The task: Please restate the data below word for word, omitting all images.

Data supplied:
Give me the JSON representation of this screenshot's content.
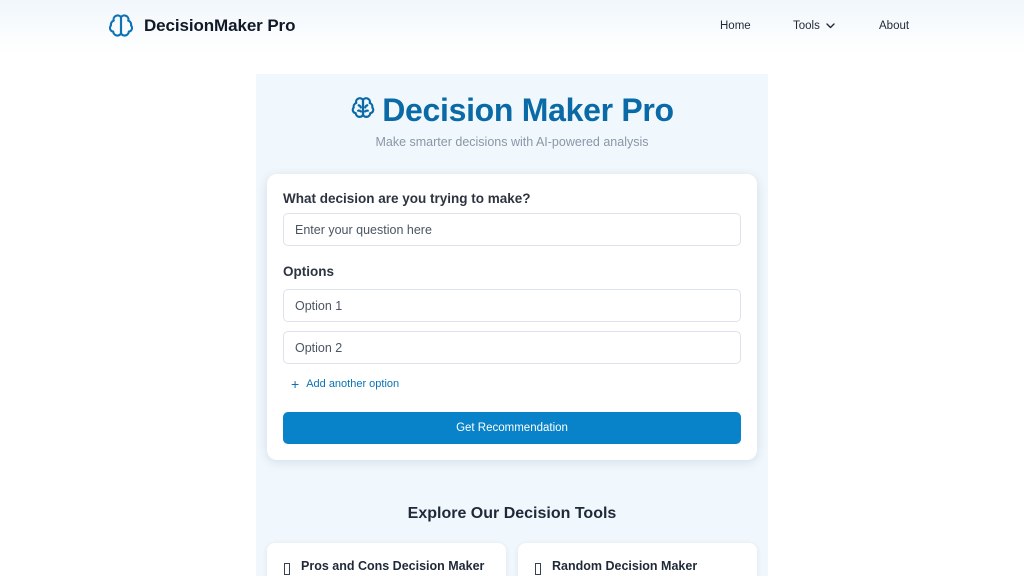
{
  "header": {
    "brand_name": "DecisionMaker Pro",
    "brand_icon": "brain-icon",
    "nav": {
      "home": "Home",
      "tools": "Tools",
      "about": "About"
    }
  },
  "hero": {
    "title": "Decision Maker Pro",
    "subtitle": "Make smarter decisions with AI-powered analysis"
  },
  "form": {
    "question_label": "What decision are you trying to make?",
    "question_placeholder": "Enter your question here",
    "options_label": "Options",
    "option_placeholders": [
      "Option 1",
      "Option 2"
    ],
    "add_option_label": "Add another option",
    "submit_label": "Get Recommendation"
  },
  "explore": {
    "title": "Explore Our Decision Tools",
    "tools": [
      {
        "title": "Pros and Cons Decision Maker"
      },
      {
        "title": "Random Decision Maker"
      }
    ]
  },
  "colors": {
    "accent": "#0a6aa6",
    "button": "#0882c8",
    "panel": "#f0f7fd"
  }
}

Exercise output:
Give me the JSON representation of this screenshot's content.
{
  "header": {
    "brand_name": "DecisionMaker Pro",
    "brand_icon": "brain-icon",
    "nav": {
      "home": "Home",
      "tools": "Tools",
      "about": "About"
    }
  },
  "hero": {
    "title": "Decision Maker Pro",
    "subtitle": "Make smarter decisions with AI-powered analysis"
  },
  "form": {
    "question_label": "What decision are you trying to make?",
    "question_placeholder": "Enter your question here",
    "options_label": "Options",
    "option_placeholders": [
      "Option 1",
      "Option 2"
    ],
    "add_option_label": "Add another option",
    "submit_label": "Get Recommendation"
  },
  "explore": {
    "title": "Explore Our Decision Tools",
    "tools": [
      {
        "title": "Pros and Cons Decision Maker"
      },
      {
        "title": "Random Decision Maker"
      }
    ]
  },
  "colors": {
    "accent": "#0a6aa6",
    "button": "#0882c8",
    "panel": "#f0f7fd"
  }
}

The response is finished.